## Extracted entries:
● ● ● ●
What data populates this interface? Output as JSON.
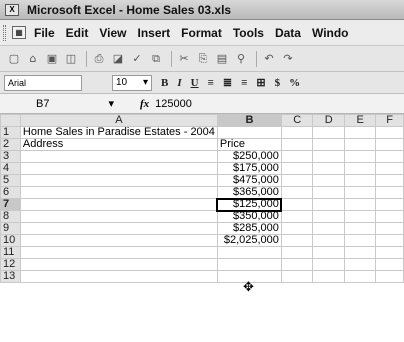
{
  "window": {
    "app_icon": "X",
    "title": "Microsoft Excel - Home Sales 03.xls"
  },
  "menubar": {
    "items": [
      "File",
      "Edit",
      "View",
      "Insert",
      "Format",
      "Tools",
      "Data",
      "Windo"
    ]
  },
  "toolbar_icons": [
    "new-icon",
    "open-icon",
    "save-icon",
    "permission-icon",
    "print-icon",
    "print-preview-icon",
    "spelling-icon",
    "research-icon",
    "cut-icon",
    "copy-icon",
    "paste-icon",
    "format-painter-icon",
    "undo-icon",
    "redo-icon"
  ],
  "formatting": {
    "font": "Arial",
    "size": "10",
    "bold": "B",
    "italic": "I",
    "underline": "U",
    "currency": "$",
    "percent": "%"
  },
  "formula_bar": {
    "name_box": "B7",
    "fx": "fx",
    "value": "125000"
  },
  "grid": {
    "columns": [
      "A",
      "B",
      "C",
      "D",
      "E",
      "F"
    ],
    "rows": [
      {
        "num": "1",
        "cells": [
          "Home Sales in Paradise Estates - 2004",
          "",
          "",
          "",
          "",
          ""
        ]
      },
      {
        "num": "2",
        "cells": [
          "Address",
          "Price",
          "",
          "",
          "",
          ""
        ]
      },
      {
        "num": "3",
        "cells": [
          "",
          "$250,000",
          "",
          "",
          "",
          ""
        ]
      },
      {
        "num": "4",
        "cells": [
          "",
          "$175,000",
          "",
          "",
          "",
          ""
        ]
      },
      {
        "num": "5",
        "cells": [
          "",
          "$475,000",
          "",
          "",
          "",
          ""
        ]
      },
      {
        "num": "6",
        "cells": [
          "",
          "$365,000",
          "",
          "",
          "",
          ""
        ]
      },
      {
        "num": "7",
        "cells": [
          "",
          "$125,000",
          "",
          "",
          "",
          ""
        ]
      },
      {
        "num": "8",
        "cells": [
          "",
          "$350,000",
          "",
          "",
          "",
          ""
        ]
      },
      {
        "num": "9",
        "cells": [
          "",
          "$285,000",
          "",
          "",
          "",
          ""
        ]
      },
      {
        "num": "10",
        "cells": [
          "",
          "$2,025,000",
          "",
          "",
          "",
          ""
        ]
      },
      {
        "num": "11",
        "cells": [
          "",
          "",
          "",
          "",
          "",
          ""
        ]
      },
      {
        "num": "12",
        "cells": [
          "",
          "",
          "",
          "",
          "",
          ""
        ]
      },
      {
        "num": "13",
        "cells": [
          "",
          "",
          "",
          "",
          "",
          ""
        ]
      }
    ]
  },
  "cursor_glyph": "✥"
}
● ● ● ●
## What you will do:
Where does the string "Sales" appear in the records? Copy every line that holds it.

## Response to the exercise:
    "title": "Microsoft Excel - Home Sales 03.xls"
          "Home Sales in Paradise Estates - 2004",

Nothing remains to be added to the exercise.